COLUMBIA, S.C. — Jim Childers and Dale Brown first met at a coaching clinic, where they talked about how bad a won-loss record can get.
It was an innocent enough meeting between a high school coach and one from a college until each found out the other had just the thing he was looking for.
Months later, their relationship has become the latest soap opera of the sport. Childers has been promised a college assistant's job, and Brown has gotten an inside to one of the best and biggest high school prospects.
This looks like the year's eyebrow-raiser in college recruiting. Indeed, the NCAA already has been called in. Childers has become a marked man in his hometown and at his alma mater, South Carolina. Brown, the coach at Louisiana State, has had his smudged image further stained, if only on presumptive evidence.
The literal center of the story is 6-foot-11 Stanley Roberts, who on Sept. 29 said he would choose LSU over Georgia Tech and South Carolina, the latter less than 10 miles from Lower Richlands High School where Childers is going for a third state title and second with Roberts.
Roberts made his announcement even though he had not officially visited any of the schools. He also asked, at least initially, that be allowed to follow through on his visits despite already making his pick.
As futile as it may seem, South Carolina and Georgia Tech may agree because of Roberts' mother, whose signature would also be required on a letter of intent.
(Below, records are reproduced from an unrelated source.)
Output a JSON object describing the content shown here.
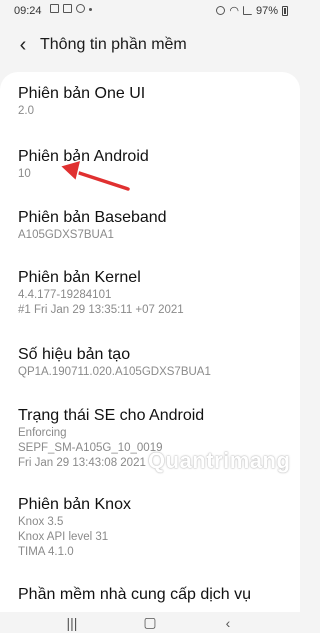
{
  "status": {
    "time": "09:24",
    "battery": "97%"
  },
  "header": {
    "title": "Thông tin phần mềm"
  },
  "items": [
    {
      "title": "Phiên bản One UI",
      "lines": [
        "2.0"
      ]
    },
    {
      "title": "Phiên bản Android",
      "lines": [
        "10"
      ]
    },
    {
      "title": "Phiên bản Baseband",
      "lines": [
        "A105GDXS7BUA1"
      ]
    },
    {
      "title": "Phiên bản Kernel",
      "lines": [
        "4.4.177-19284101",
        "#1 Fri Jan 29 13:35:11 +07 2021"
      ]
    },
    {
      "title": "Số hiệu bản tạo",
      "lines": [
        "QP1A.190711.020.A105GDXS7BUA1"
      ]
    },
    {
      "title": "Trạng thái SE cho Android",
      "lines": [
        "Enforcing",
        "SEPF_SM-A105G_10_0019",
        "Fri Jan 29 13:43:08 2021"
      ]
    },
    {
      "title": "Phiên bản Knox",
      "lines": [
        "Knox 3.5",
        "Knox API level 31",
        "TIMA 4.1.0"
      ]
    },
    {
      "title": "Phần mềm nhà cung cấp dịch vụ",
      "lines": []
    }
  ],
  "watermark": "Quantrimang",
  "colors": {
    "arrow": "#e03030",
    "background": "#f4f4f4",
    "card": "#ffffff",
    "secondary_text": "#8a8a8a"
  }
}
She works as a custodian at South Carolina and would like her son to remain closer to home.
South Carolina was in the lead to recruit Roberts until one day last spring in Myrtle Beach, when Brown told a clinic audience that he once had a team that finished 1-20.
"Then he asked if anybody ever had a worse record," Childers recalled. "I reluctantly raised my hand. I once had a girls team that was 1-22. He said 'You're destined for greatness."'
A throwaway comment, no doubt, but the start of a beneficial relationship.
"At the time we met, Dale Brown didn't know I had a player," Childers said. "I had heard him talk, saw his teams play and saw interviews with him on TV. I thought I would like for Stanley to have a chance to see this kind of coaching style. You could tell just by listening to (Brown) that he has a lot more going for him than basketball. He cares about the person more than just their ability to put it through a hoop. I wanted Stanley to be introduced to that kind of style."
Childers' introduction led to a conversion; he now speaks with a profound reverence for Brown.
The case is nothing new in recruiting, however. High school coaches and their star players often have "chosen" the same college. It happens virtually every year. LSU's Brown on four previous occasions in the past 12 years hired the high school coach of a player he was recruiting. He got the player each time.
Kansas Coach Larry Brown gave the practice a new twist in 1983 when he hired Danny Manning's father Ed, then a truck driver in Greensboro, N.C.
The Childers-LSU situation brought another innovative wrinkle. Childers' hiring came a full season before it will become official. Childers will remain as Roberts' coach and confidant through the player's senior year in high school.
"I know it sounds a little fishy," Childers understated. "But unlike a lot of people say, it was not predicated on a package deal."
That statement would be more believable had Childers quit his current job and immediately joined LSU. Still, Childers deserves a bit of empathy. He has an outstanding record in six years at Lower Richlands. He desperately wants to move into college coaching and had been inquiring about jobs, including at South Carolina. He will be 36 soon and has a wife and two children, one of whom is handicapped. He has paid dues, done well and deserves an opportunity.
"I was at a crossroads in my career," he said. "The salary teachers make is just not in line with where my wife and I want to be. My daughter has certain needs and things I can't do on a teacher's salary ($26,000 last year).
"I think my talent is in coaching and I had to make this move soon. If I have to take a step back to leap forward, then I was willing to do it."
While claiming not to be naive, Childers said he is sure that he has been offered the LSU position for what he can do, not for whom he can bring along.
Dale Brown also insists he is hiring Childers for the coach's merits, not his influence.
Childers, meanwhile, took a lot of heat in the first few days after his situation became public. Callers and commentators on radio shows in the Columbia area were overwhelmingly critical. There was talk of trying to force Childers off the sidelines at Lower Richlands, and some hard feelings are sure to be rekindled once Childers and Roberts take the court this season.